Arterial Motion is a bit more abstract, built on an irregular pulse of rubbery doublebass samples, and floating chordal layers of tenor horn, sax and flugelhorn. Also reaching through the murky fog are the plaintive voices of clarinet and oboe. The piece deconstructs into a quasi-space opera interlude before slithering out on an asymmetrical sax melody. For some reason the whole thing made me think of the constant internal pulsations of the body.
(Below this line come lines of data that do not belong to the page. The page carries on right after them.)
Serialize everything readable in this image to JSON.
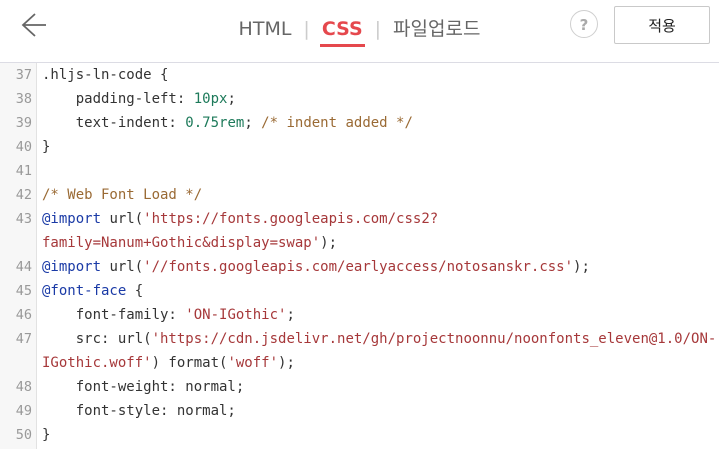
{
  "header": {
    "tabs": [
      {
        "label": "HTML",
        "active": false
      },
      {
        "label": "CSS",
        "active": true
      },
      {
        "label": "파일업로드",
        "active": false
      }
    ],
    "help_label": "?",
    "apply_label": "적용"
  },
  "editor": {
    "lines": [
      {
        "n": "37",
        "text": ".hljs-ln-code {",
        "cont": false
      },
      {
        "n": "38",
        "text": "    padding-left: 10px;",
        "cont": false
      },
      {
        "n": "39",
        "text": "    text-indent: 0.75rem; /* indent added */",
        "cont": false
      },
      {
        "n": "40",
        "text": "}",
        "cont": false
      },
      {
        "n": "41",
        "text": "",
        "cont": false
      },
      {
        "n": "42",
        "text": "/* Web Font Load */",
        "cont": false
      },
      {
        "n": "43",
        "text": "@import url('https://fonts.googleapis.com/css2?",
        "cont": false
      },
      {
        "n": "",
        "text": "family=Nanum+Gothic&display=swap');",
        "cont": true
      },
      {
        "n": "44",
        "text": "@import url('//fonts.googleapis.com/earlyaccess/notosanskr.css');",
        "cont": false
      },
      {
        "n": "45",
        "text": "@font-face {",
        "cont": false
      },
      {
        "n": "46",
        "text": "    font-family: 'ON-IGothic';",
        "cont": false
      },
      {
        "n": "47",
        "text": "    src: url('https://cdn.jsdelivr.net/gh/projectnoonnu/noonfonts_eleven@1.0/ON-",
        "cont": false
      },
      {
        "n": "",
        "text": "IGothic.woff') format('woff');",
        "cont": true
      },
      {
        "n": "48",
        "text": "    font-weight: normal;",
        "cont": false
      },
      {
        "n": "49",
        "text": "    font-style: normal;",
        "cont": false
      },
      {
        "n": "50",
        "text": "}",
        "cont": false
      }
    ]
  },
  "colors": {
    "accent": "#e5484d",
    "keyword": "#1a3aa6",
    "string": "#a6383a",
    "comment": "#9a6a34",
    "number": "#1d7a5a"
  }
}
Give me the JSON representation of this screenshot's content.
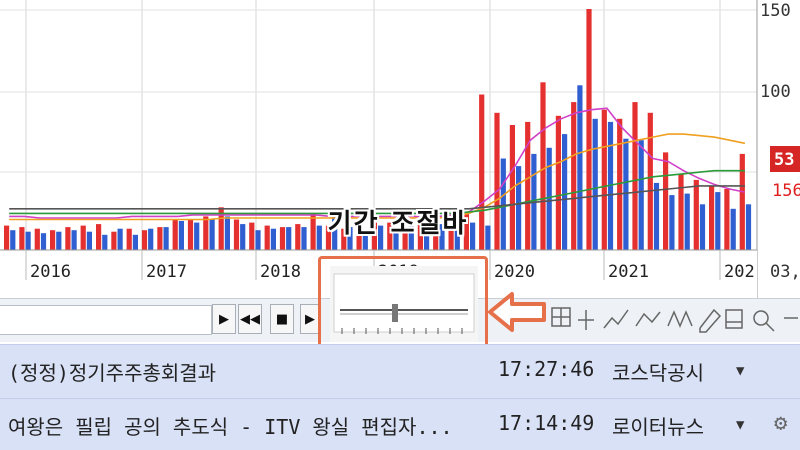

A Crucible is both a vessel for heating metals at very high temperatures, and a situation of severe trial or testing, out of which something new is born. Pyre Dance continues this loose theme of heat and transformational fire. The ceramic percussion pulse, the pan flutes and the swaying 5/4 rhythm weave together to create a sense of ceremonial solemnity, a sensuous trance, an ancient circle dance. I imagine a night scene under a pitchblack sky, the leaping tongues of a funeral pyre lunging upward into the dark, blood orange flamelight flickering on the intent faces of people from some bygone race, as they slowly circle the mound, themselves danced by the rhythms of life and death.
There are many rich textural samples in the Pianobook palette, for creating drones, washes, and spatial atmospherics. On many of the Crucible pieces I was layering 3 or 4 of these different textural ‘pads’ together, like blending paints of varying thickness across a canvas. I featured this on Seraphic Oceans. As perhaps the name and the wavelike undulations suggest, I pictured an ocean of air rolling forever over the dust of a desolate planet, carrying the spectral voices of seraphim / mermaids on its endless tide.
A World Wept Into Being features two sampled string instruments: a handmade cedarbox plucked instrument and a dilapidated antique acoustic guitar. Both have some clunky edges, moments of slightly-out-of-tune-ness and unpolished character, which I found engaging. The result was somewhat mournful baroque, and the guitar almost sounds like a harpsichord in places. I complemented this with oboe, clarinet and piano, with a touch of vocal choir sample (which I must admit felt a bit odd, but the samples have a rich texture).
The closing track, At Last, is another slow wash, a blanket of minimalist orchestral textures that rise and swell in a melancholic cycle. Not surprisingly, I was giving expression to another period of deep depression and grief when I composed this track. The title is a reference to the relief of death – that is, that however I continue to push myself through the crucible of existence, death is the only way I can imagine relief from the relentless dissonance, exhaustion and confusing assault of my life.
Once again, I’ve used one of Heidi’s photographic abstractions on the cover, for its density, somber weight and dark smoulder.